■ **What is expected**: Retype each record shown below, leaving every character as it is.

■ **Data shown**:

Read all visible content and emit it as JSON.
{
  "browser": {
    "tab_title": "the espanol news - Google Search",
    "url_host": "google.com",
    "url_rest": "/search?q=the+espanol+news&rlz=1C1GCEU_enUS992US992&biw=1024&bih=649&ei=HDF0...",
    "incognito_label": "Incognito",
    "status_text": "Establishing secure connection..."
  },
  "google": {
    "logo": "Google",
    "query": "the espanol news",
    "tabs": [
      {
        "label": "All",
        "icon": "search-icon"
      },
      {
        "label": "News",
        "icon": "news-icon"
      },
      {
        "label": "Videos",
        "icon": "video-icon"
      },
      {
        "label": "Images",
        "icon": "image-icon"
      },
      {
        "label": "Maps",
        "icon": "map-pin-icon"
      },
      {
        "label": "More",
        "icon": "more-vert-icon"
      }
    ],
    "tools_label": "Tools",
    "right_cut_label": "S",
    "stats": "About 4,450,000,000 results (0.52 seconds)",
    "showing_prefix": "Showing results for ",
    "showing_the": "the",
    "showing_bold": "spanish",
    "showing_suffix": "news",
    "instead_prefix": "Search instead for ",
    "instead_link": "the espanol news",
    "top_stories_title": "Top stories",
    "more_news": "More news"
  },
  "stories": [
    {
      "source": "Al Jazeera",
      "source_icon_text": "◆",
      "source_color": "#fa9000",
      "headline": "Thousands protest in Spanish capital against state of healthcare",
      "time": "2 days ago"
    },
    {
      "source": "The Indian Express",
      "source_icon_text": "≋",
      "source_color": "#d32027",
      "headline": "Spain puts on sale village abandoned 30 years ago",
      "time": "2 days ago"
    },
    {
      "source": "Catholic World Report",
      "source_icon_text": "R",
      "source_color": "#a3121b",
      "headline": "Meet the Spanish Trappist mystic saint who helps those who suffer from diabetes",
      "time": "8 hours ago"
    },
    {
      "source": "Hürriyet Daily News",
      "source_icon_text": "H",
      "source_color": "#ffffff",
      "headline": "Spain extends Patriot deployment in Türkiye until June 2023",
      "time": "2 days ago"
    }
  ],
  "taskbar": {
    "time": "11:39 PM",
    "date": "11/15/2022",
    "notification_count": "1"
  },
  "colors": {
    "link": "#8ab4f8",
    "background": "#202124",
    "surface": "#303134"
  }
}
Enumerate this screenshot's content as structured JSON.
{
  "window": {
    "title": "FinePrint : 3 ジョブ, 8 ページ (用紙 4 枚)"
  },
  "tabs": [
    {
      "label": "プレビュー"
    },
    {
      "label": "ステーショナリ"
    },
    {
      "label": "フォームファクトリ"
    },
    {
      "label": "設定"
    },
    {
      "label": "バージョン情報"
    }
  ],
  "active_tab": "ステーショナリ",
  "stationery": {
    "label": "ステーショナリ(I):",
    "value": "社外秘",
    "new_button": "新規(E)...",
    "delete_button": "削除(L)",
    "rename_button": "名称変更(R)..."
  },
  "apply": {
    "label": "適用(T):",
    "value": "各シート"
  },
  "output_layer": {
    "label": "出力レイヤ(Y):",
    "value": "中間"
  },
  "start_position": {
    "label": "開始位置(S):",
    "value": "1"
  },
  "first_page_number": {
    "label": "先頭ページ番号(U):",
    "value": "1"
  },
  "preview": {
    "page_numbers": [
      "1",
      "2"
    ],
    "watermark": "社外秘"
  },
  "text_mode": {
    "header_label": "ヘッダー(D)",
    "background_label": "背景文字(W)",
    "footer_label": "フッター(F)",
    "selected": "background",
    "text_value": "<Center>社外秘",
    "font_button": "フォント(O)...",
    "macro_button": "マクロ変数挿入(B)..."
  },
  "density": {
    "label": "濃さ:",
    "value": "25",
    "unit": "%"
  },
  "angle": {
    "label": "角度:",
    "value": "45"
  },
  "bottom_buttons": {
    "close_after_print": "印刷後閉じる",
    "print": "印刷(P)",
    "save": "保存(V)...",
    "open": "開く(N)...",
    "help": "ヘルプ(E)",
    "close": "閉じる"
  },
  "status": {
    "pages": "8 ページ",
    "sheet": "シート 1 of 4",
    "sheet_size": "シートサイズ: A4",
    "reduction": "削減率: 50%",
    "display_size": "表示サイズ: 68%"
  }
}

■ **Solution for this task**:
Read all visible content and emit it as JSON.
{
  "browser": {
    "tab_title": "the espanol news - Google Search",
    "url_host": "google.com",
    "url_rest": "/search?q=the+espanol+news&rlz=1C1GCEU_enUS992US992&biw=1024&bih=649&ei=HDF0...",
    "incognito_label": "Incognito",
    "status_text": "Establishing secure connection..."
  },
  "google": {
    "logo": "Google",
    "query": "the espanol news",
    "tabs": [
      {
        "label": "All",
        "icon": "search-icon"
      },
      {
        "label": "News",
        "icon": "news-icon"
      },
      {
        "label": "Videos",
        "icon": "video-icon"
      },
      {
        "label": "Images",
        "icon": "image-icon"
      },
      {
        "label": "Maps",
        "icon": "map-pin-icon"
      },
      {
        "label": "More",
        "icon": "more-vert-icon"
      }
    ],
    "tools_label": "Tools",
    "right_cut_label": "S",
    "stats": "About 4,450,000,000 results (0.52 seconds)",
    "showing_prefix": "Showing results for ",
    "showing_the": "the",
    "showing_bold": "spanish",
    "showing_suffix": "news",
    "instead_prefix": "Search instead for ",
    "instead_link": "the espanol news",
    "top_stories_title": "Top stories",
    "more_news": "More news"
  },
  "stories": [
    {
      "source": "Al Jazeera",
      "source_icon_text": "◆",
      "source_color": "#fa9000",
      "headline": "Thousands protest in Spanish capital against state of healthcare",
      "time": "2 days ago"
    },
    {
      "source": "The Indian Express",
      "source_icon_text": "≋",
      "source_color": "#d32027",
      "headline": "Spain puts on sale village abandoned 30 years ago",
      "time": "2 days ago"
    },
    {
      "source": "Catholic World Report",
      "source_icon_text": "R",
      "source_color": "#a3121b",
      "headline": "Meet the Spanish Trappist mystic saint who helps those who suffer from diabetes",
      "time": "8 hours ago"
    },
    {
      "source": "Hürriyet Daily News",
      "source_icon_text": "H",
      "source_color": "#ffffff",
      "headline": "Spain extends Patriot deployment in Türkiye until June 2023",
      "time": "2 days ago"
    }
  ],
  "taskbar": {
    "time": "11:39 PM",
    "date": "11/15/2022",
    "notification_count": "1"
  },
  "colors": {
    "link": "#8ab4f8",
    "background": "#202124",
    "surface": "#303134"
  }
}
Enumerate this screenshot's content as structured JSON.
{
  "window": {
    "title": "FinePrint : 3 ジョブ, 8 ページ (用紙 4 枚)"
  },
  "tabs": [
    {
      "label": "プレビュー"
    },
    {
      "label": "ステーショナリ"
    },
    {
      "label": "フォームファクトリ"
    },
    {
      "label": "設定"
    },
    {
      "label": "バージョン情報"
    }
  ],
  "active_tab": "ステーショナリ",
  "stationery": {
    "label": "ステーショナリ(I):",
    "value": "社外秘",
    "new_button": "新規(E)...",
    "delete_button": "削除(L)",
    "rename_button": "名称変更(R)..."
  },
  "apply": {
    "label": "適用(T):",
    "value": "各シート"
  },
  "output_layer": {
    "label": "出力レイヤ(Y):",
    "value": "中間"
  },
  "start_position": {
    "label": "開始位置(S):",
    "value": "1"
  },
  "first_page_number": {
    "label": "先頭ページ番号(U):",
    "value": "1"
  },
  "preview": {
    "page_numbers": [
      "1",
      "2"
    ],
    "watermark": "社外秘"
  },
  "text_mode": {
    "header_label": "ヘッダー(D)",
    "background_label": "背景文字(W)",
    "footer_label": "フッター(F)",
    "selected": "background",
    "text_value": "<Center>社外秘",
    "font_button": "フォント(O)...",
    "macro_button": "マクロ変数挿入(B)..."
  },
  "density": {
    "label": "濃さ:",
    "value": "25",
    "unit": "%"
  },
  "angle": {
    "label": "角度:",
    "value": "45"
  },
  "bottom_buttons": {
    "close_after_print": "印刷後閉じる",
    "print": "印刷(P)",
    "save": "保存(V)...",
    "open": "開く(N)...",
    "help": "ヘルプ(E)",
    "close": "閉じる"
  },
  "status": {
    "pages": "8 ページ",
    "sheet": "シート 1 of 4",
    "sheet_size": "シートサイズ: A4",
    "reduction": "削減率: 50%",
    "display_size": "表示サイズ: 68%"
  }
}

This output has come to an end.